⟨
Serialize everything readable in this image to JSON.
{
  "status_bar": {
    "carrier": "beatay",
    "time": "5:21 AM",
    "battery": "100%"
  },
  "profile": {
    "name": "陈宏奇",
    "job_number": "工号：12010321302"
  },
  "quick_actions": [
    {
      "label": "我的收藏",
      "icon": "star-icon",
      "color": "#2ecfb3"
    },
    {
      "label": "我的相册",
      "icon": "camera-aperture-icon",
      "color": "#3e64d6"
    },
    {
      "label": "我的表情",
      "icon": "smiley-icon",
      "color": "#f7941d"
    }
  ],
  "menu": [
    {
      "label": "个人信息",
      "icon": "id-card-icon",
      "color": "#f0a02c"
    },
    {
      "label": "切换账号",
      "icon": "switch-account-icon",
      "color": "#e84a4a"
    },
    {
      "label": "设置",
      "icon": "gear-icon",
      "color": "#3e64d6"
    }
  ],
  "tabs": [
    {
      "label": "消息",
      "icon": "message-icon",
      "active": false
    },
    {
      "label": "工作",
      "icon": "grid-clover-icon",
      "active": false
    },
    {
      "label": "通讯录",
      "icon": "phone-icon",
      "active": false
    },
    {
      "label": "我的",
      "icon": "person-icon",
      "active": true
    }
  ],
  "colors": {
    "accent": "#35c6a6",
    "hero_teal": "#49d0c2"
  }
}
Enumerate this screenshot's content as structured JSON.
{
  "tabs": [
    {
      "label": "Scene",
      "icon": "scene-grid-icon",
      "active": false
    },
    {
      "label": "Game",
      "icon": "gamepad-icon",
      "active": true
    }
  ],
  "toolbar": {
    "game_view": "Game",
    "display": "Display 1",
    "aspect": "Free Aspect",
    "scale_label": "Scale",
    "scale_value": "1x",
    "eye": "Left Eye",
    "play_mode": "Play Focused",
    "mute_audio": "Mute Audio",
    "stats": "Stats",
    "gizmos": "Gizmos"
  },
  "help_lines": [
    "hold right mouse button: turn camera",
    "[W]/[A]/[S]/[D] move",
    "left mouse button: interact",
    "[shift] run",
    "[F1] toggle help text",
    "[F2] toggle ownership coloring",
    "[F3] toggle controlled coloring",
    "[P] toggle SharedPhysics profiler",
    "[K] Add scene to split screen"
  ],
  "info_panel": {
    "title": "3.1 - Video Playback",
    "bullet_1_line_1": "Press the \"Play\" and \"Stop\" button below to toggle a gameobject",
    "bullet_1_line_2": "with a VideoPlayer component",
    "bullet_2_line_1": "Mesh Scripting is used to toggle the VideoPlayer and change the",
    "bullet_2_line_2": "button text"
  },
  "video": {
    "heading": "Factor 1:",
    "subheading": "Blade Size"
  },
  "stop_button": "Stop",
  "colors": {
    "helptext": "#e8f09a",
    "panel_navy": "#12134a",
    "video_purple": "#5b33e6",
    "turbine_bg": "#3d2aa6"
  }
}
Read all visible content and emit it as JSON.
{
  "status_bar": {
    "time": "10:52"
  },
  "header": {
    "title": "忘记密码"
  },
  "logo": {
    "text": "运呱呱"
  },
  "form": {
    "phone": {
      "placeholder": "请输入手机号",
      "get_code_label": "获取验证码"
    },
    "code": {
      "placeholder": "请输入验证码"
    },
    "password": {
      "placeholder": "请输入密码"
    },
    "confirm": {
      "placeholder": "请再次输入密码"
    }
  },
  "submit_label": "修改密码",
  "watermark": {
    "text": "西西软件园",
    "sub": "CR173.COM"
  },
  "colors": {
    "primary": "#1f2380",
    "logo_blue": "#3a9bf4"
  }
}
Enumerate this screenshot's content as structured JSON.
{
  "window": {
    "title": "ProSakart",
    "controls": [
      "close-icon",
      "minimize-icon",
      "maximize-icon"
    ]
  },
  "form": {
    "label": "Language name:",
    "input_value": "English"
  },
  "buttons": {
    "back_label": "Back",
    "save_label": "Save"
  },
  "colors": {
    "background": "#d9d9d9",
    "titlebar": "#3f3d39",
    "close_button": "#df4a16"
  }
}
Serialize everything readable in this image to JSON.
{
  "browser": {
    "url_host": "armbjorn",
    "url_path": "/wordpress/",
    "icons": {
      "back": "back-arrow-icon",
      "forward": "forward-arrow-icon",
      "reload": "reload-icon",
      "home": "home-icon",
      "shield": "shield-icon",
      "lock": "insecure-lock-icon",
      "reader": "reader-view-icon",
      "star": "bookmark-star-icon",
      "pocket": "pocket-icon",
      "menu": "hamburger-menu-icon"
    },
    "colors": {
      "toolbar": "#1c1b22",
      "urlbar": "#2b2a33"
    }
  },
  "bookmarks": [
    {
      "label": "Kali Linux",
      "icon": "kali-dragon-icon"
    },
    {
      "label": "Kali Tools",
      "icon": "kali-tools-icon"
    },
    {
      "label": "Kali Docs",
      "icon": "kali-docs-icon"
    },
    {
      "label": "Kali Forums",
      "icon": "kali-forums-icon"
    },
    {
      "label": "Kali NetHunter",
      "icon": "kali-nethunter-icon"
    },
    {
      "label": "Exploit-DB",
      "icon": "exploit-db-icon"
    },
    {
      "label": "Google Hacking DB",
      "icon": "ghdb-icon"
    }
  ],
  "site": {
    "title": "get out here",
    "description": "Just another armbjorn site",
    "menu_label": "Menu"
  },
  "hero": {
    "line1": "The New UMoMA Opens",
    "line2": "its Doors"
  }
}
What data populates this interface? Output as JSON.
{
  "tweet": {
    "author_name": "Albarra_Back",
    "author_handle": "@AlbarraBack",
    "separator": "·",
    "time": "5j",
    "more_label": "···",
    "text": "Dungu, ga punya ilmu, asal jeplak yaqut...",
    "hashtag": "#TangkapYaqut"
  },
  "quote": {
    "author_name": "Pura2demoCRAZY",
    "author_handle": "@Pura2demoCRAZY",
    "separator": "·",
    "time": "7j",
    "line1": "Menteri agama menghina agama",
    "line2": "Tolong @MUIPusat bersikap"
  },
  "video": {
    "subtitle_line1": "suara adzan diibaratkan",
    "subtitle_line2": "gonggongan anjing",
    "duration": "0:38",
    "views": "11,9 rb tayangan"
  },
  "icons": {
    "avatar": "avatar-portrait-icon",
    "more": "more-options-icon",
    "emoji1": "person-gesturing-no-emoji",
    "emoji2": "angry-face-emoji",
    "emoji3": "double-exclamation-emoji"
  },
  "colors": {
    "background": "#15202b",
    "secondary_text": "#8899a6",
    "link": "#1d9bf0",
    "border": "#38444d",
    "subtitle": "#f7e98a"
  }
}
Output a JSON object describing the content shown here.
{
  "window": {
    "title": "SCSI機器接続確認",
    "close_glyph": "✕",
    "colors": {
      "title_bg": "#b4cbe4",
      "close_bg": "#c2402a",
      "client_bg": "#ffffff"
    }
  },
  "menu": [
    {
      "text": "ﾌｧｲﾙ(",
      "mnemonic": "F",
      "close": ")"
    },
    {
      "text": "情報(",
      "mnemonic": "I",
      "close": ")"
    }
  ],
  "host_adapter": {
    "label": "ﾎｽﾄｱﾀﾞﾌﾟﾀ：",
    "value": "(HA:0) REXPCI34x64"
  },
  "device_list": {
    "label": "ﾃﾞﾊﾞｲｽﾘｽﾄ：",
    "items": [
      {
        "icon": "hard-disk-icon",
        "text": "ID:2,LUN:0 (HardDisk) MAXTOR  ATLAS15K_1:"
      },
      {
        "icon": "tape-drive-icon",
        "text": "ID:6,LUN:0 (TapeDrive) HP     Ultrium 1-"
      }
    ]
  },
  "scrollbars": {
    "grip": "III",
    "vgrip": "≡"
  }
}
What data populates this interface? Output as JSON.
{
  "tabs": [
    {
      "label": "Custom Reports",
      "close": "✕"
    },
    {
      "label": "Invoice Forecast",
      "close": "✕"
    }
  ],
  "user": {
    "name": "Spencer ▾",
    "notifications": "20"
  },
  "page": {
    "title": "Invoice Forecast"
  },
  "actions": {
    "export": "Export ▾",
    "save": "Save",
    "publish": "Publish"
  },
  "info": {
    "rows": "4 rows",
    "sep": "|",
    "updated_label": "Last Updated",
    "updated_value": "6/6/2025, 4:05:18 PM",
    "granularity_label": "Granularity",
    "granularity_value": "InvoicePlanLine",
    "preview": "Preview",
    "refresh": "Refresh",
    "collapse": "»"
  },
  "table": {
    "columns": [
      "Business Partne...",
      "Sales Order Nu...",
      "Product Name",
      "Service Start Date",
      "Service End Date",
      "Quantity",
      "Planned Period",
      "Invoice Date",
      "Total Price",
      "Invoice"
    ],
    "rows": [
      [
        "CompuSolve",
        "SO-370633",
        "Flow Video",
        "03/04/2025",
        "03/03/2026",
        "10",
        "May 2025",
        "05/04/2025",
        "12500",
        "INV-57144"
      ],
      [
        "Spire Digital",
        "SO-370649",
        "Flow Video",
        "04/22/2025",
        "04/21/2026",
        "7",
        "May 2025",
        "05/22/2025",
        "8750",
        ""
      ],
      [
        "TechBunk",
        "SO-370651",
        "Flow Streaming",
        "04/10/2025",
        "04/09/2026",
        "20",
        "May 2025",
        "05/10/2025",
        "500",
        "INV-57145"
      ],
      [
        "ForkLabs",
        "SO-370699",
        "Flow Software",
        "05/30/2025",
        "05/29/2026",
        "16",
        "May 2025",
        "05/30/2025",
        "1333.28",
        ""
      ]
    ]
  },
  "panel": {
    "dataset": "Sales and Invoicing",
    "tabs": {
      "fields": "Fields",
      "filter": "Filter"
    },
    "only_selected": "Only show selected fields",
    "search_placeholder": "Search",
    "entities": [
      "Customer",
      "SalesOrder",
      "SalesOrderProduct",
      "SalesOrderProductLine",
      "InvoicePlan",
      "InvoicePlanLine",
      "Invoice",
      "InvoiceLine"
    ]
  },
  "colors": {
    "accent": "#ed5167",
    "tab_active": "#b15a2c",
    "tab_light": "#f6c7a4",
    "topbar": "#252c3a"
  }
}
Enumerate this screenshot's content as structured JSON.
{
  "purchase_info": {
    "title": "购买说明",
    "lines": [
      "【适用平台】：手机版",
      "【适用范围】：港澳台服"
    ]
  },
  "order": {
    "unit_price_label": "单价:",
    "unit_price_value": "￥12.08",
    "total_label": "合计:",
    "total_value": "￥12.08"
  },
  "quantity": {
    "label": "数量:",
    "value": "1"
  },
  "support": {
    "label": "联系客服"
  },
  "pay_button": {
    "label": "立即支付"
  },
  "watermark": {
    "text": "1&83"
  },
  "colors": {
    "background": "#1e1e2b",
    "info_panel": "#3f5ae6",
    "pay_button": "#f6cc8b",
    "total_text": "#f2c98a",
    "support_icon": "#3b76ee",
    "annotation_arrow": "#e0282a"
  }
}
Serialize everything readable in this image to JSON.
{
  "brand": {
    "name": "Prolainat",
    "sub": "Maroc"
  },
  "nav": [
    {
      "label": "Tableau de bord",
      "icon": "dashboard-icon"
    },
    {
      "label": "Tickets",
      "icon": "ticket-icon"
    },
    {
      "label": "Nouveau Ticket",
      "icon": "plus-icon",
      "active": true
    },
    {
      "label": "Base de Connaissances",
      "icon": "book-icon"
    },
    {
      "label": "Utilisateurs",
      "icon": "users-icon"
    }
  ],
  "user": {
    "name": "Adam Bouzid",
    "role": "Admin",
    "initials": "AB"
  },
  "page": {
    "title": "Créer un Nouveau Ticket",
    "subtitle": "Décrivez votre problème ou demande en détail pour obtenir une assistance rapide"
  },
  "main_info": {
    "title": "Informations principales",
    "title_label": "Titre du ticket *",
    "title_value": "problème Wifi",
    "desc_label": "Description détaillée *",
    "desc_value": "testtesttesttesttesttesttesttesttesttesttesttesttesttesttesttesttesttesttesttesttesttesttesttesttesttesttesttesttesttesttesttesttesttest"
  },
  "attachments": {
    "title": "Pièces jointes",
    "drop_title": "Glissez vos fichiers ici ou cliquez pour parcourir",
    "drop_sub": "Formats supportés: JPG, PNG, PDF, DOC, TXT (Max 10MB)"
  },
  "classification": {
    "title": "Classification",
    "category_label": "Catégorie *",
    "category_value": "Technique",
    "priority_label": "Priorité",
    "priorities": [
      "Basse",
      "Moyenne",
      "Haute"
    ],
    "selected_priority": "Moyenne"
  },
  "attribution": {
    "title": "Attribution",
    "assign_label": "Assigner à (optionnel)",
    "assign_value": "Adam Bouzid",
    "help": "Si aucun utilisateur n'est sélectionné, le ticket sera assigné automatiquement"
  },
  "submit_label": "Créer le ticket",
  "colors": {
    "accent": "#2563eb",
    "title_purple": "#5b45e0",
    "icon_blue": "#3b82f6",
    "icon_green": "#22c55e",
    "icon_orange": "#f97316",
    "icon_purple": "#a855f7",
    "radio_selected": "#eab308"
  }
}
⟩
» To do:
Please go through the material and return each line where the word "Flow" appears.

» Response to the task:
        "Flow Video",
        "Flow Video",
        "Flow Streaming",
        "Flow Software",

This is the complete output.